DATA EXTRACT:
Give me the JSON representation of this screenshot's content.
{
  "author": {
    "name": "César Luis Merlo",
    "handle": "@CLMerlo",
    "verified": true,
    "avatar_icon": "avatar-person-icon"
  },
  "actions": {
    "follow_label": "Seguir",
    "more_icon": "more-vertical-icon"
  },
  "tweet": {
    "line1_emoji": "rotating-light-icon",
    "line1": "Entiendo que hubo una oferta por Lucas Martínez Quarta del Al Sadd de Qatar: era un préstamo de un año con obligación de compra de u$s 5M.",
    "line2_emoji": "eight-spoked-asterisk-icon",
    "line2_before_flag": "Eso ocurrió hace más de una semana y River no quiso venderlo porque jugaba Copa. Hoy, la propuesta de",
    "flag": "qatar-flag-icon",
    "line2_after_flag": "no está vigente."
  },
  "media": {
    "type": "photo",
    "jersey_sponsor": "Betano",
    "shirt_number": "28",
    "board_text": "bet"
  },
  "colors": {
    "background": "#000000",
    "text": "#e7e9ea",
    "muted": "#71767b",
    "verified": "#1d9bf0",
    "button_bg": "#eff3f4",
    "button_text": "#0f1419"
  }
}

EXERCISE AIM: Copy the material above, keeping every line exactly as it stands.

EXERCISE OUTPUT:
Give me the JSON representation of this screenshot's content.
{
  "author": {
    "name": "César Luis Merlo",
    "handle": "@CLMerlo",
    "verified": true,
    "avatar_icon": "avatar-person-icon"
  },
  "actions": {
    "follow_label": "Seguir",
    "more_icon": "more-vertical-icon"
  },
  "tweet": {
    "line1_emoji": "rotating-light-icon",
    "line1": "Entiendo que hubo una oferta por Lucas Martínez Quarta del Al Sadd de Qatar: era un préstamo de un año con obligación de compra de u$s 5M.",
    "line2_emoji": "eight-spoked-asterisk-icon",
    "line2_before_flag": "Eso ocurrió hace más de una semana y River no quiso venderlo porque jugaba Copa. Hoy, la propuesta de",
    "flag": "qatar-flag-icon",
    "line2_after_flag": "no está vigente."
  },
  "media": {
    "type": "photo",
    "jersey_sponsor": "Betano",
    "shirt_number": "28",
    "board_text": "bet"
  },
  "colors": {
    "background": "#000000",
    "text": "#e7e9ea",
    "muted": "#71767b",
    "verified": "#1d9bf0",
    "button_bg": "#eff3f4",
    "button_text": "#0f1419"
  }
}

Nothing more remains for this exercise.